### WHAT IS EXPECTED
Go through the records below and tally the lines that include "Adresář". Answer with the number only.

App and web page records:

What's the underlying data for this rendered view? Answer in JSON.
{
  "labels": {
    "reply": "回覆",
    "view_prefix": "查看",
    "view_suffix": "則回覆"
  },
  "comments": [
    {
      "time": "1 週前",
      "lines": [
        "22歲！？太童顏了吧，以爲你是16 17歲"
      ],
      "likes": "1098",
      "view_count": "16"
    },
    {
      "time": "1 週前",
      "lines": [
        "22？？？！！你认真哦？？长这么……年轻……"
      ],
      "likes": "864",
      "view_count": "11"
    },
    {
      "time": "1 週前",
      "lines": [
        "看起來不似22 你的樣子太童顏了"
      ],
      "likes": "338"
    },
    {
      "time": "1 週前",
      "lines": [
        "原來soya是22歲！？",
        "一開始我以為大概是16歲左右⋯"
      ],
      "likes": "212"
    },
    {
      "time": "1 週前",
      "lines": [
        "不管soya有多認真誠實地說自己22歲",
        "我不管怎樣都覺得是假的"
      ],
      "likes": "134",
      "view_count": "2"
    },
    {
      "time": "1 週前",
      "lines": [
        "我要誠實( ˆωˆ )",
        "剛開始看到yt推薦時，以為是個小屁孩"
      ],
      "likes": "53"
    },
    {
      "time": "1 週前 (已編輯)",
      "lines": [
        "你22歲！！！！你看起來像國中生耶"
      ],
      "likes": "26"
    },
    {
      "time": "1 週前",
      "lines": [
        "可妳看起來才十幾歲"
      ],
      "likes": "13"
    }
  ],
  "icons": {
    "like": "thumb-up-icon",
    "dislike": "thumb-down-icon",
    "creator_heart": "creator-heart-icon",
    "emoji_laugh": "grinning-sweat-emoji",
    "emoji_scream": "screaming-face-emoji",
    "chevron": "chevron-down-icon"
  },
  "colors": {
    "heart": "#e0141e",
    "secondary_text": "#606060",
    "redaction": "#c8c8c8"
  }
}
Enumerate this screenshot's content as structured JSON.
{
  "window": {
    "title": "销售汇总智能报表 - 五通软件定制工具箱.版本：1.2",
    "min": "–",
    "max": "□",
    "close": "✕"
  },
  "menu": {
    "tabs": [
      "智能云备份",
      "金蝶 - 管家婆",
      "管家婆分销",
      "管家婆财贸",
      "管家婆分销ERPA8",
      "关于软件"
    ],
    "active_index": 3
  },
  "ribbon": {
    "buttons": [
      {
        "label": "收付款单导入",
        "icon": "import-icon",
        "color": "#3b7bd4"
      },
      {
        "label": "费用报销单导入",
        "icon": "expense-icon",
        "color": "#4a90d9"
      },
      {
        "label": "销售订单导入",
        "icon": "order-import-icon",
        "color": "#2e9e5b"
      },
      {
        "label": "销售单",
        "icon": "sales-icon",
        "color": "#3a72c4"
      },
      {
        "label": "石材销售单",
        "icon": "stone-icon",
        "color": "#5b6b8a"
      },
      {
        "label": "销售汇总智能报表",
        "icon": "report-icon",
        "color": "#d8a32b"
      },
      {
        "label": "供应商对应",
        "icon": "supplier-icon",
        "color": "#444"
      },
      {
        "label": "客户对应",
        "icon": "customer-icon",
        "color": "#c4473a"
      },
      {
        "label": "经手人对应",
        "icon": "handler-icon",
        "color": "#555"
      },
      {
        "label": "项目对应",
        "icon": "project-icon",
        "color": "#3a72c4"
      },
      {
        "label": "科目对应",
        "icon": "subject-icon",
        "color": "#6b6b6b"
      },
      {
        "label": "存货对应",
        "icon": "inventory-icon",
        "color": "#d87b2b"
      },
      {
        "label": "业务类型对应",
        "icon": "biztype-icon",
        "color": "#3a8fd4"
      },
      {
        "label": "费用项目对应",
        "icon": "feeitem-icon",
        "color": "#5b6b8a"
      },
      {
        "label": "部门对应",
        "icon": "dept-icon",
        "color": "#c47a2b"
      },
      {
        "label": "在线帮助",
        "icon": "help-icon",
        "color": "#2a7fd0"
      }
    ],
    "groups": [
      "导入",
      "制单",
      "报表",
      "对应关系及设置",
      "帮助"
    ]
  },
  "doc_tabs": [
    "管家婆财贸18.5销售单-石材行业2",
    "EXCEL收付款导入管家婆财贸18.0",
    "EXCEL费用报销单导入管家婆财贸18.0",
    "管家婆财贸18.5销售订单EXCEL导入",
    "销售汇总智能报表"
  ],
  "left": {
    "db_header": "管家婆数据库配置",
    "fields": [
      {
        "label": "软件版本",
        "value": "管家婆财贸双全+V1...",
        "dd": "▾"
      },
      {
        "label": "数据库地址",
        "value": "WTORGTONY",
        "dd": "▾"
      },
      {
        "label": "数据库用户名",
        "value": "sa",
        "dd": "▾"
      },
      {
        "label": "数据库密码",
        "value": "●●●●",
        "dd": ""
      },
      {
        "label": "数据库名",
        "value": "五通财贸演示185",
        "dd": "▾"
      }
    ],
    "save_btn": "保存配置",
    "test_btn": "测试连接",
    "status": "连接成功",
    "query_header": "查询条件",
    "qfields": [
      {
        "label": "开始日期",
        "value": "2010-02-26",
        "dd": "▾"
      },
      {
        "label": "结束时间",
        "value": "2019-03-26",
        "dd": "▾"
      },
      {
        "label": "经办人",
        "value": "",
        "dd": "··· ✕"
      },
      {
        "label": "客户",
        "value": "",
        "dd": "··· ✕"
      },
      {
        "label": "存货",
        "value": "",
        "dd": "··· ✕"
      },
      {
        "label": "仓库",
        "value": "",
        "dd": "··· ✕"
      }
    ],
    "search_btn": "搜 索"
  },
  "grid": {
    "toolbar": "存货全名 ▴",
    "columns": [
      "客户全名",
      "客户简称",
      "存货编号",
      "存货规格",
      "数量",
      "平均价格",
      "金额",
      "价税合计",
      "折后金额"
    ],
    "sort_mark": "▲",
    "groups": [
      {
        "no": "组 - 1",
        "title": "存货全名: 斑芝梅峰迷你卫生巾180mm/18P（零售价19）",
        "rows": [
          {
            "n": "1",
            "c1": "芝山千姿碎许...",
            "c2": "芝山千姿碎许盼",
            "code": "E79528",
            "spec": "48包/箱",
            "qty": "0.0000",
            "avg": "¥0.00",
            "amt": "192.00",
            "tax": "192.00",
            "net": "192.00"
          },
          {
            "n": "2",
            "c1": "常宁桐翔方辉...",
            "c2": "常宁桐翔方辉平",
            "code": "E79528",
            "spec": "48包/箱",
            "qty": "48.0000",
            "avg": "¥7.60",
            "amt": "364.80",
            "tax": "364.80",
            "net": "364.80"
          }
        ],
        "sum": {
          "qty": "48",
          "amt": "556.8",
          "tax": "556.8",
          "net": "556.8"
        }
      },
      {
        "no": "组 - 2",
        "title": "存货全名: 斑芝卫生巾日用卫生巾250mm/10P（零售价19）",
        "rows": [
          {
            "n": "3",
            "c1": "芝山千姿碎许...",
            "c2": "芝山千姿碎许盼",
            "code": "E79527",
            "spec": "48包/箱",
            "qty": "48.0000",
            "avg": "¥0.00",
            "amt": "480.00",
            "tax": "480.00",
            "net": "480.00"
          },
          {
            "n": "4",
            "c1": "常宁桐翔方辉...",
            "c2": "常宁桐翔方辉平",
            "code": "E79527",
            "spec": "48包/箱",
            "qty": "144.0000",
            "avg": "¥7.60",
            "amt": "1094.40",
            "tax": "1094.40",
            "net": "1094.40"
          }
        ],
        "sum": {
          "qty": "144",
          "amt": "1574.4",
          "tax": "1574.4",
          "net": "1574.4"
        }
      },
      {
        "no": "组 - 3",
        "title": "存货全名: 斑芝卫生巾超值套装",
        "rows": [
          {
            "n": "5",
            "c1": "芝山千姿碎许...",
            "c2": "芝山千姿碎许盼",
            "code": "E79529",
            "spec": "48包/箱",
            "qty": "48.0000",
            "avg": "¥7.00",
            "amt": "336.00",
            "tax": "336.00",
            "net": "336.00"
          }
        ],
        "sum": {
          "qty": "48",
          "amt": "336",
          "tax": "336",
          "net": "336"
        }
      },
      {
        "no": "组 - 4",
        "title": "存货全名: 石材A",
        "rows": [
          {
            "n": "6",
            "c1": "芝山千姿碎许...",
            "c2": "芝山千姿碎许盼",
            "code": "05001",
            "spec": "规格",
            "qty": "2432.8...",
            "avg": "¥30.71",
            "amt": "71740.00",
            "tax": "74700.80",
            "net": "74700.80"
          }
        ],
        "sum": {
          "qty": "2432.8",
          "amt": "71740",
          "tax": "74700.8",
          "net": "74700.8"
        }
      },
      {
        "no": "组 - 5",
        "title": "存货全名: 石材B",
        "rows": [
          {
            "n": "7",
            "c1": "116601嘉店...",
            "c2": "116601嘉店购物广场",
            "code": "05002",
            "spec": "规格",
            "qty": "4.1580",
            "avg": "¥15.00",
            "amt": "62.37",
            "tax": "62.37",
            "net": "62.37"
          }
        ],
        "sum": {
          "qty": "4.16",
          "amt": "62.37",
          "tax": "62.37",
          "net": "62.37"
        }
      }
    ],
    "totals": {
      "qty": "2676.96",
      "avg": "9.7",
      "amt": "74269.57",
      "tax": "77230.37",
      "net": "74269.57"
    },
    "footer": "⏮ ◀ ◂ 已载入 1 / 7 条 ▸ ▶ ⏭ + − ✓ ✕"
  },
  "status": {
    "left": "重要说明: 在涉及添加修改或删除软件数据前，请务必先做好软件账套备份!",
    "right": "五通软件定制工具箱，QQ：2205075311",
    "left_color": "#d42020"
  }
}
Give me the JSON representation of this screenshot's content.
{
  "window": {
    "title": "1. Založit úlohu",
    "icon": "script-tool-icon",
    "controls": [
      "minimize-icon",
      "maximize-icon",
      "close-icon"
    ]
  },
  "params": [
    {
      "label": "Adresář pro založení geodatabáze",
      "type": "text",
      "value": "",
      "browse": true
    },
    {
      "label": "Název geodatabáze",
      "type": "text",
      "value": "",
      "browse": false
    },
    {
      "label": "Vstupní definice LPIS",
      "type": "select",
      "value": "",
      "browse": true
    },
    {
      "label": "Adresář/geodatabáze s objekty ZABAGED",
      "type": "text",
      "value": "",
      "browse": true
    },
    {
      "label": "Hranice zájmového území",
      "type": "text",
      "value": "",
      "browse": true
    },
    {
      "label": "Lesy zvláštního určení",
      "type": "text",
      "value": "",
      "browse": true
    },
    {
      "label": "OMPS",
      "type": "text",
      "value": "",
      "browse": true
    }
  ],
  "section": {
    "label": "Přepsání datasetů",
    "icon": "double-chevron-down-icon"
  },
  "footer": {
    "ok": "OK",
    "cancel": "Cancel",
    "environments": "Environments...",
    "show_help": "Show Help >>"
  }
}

### TASK SOLUTION
2